Work to complete: Pull every line of the entries that has the word "yellow".

[Stored dataset items]
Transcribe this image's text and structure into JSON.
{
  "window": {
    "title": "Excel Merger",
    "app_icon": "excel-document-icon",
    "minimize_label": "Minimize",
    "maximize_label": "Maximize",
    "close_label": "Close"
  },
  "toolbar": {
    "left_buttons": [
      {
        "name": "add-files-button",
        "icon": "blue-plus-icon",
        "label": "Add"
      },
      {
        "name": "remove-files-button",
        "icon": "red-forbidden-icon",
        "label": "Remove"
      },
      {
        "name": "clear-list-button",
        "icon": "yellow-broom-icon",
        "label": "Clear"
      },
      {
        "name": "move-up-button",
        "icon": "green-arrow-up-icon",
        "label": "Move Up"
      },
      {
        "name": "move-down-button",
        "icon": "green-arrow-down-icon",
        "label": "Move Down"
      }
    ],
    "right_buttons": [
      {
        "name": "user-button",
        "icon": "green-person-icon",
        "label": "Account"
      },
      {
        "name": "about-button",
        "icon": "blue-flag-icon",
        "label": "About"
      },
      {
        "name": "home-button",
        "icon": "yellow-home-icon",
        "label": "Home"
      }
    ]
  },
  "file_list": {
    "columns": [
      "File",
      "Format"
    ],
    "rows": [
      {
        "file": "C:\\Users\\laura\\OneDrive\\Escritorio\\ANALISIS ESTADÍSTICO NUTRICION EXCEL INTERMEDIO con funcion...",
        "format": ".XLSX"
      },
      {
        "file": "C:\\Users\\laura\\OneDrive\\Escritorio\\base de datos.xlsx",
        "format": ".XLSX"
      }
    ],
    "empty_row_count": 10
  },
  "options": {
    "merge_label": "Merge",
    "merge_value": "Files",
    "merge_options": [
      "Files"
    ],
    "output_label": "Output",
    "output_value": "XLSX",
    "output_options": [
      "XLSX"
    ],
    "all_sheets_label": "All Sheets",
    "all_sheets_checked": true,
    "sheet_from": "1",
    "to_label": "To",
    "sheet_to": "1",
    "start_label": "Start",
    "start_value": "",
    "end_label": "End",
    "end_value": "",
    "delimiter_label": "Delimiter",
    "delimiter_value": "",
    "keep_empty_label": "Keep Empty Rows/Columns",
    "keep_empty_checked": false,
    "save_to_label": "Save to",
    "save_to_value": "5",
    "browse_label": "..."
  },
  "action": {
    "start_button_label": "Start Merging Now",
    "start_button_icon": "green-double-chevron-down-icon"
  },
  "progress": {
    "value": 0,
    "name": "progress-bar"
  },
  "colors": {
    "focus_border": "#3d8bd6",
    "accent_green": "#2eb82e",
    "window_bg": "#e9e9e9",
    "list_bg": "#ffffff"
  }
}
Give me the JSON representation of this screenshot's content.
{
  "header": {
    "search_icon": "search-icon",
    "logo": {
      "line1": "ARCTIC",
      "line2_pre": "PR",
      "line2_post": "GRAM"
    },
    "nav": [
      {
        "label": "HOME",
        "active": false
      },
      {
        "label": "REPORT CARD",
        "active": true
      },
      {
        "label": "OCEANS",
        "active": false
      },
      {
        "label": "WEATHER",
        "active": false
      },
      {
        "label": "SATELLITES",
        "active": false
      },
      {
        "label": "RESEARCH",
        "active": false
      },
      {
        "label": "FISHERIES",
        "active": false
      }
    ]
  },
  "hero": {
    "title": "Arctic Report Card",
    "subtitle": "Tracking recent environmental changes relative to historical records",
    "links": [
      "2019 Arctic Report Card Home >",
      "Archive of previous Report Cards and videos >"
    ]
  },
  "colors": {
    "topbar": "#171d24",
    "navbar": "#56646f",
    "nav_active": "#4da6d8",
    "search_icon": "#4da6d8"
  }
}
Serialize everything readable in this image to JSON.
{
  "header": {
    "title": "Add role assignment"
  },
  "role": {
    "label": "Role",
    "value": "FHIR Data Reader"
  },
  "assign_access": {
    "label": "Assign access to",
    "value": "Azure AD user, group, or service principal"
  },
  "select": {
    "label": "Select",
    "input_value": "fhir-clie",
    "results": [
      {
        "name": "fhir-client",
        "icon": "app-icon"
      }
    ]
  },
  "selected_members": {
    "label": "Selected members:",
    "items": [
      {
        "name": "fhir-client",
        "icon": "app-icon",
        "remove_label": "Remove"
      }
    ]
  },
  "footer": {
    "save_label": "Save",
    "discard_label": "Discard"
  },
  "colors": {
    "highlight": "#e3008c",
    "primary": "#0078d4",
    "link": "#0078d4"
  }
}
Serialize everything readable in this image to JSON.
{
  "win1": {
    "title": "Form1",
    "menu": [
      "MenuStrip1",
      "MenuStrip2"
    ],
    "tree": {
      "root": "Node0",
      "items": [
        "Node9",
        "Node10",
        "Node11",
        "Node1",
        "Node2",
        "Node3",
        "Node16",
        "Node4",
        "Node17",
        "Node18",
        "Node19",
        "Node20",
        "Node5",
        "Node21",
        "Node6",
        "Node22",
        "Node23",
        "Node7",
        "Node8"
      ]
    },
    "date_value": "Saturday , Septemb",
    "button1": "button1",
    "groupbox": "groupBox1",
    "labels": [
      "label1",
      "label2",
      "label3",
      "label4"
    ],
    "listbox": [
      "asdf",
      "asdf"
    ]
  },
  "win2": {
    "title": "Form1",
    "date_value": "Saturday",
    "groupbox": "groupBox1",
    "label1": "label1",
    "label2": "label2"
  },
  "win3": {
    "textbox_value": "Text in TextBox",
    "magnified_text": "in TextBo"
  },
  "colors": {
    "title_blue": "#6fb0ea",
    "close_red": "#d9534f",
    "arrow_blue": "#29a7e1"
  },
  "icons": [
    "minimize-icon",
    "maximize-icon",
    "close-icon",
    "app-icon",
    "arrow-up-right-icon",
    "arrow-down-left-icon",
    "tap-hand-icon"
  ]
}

Result of this exercise:
        "icon": "yellow-broom-icon",
        "icon": "yellow-home-icon",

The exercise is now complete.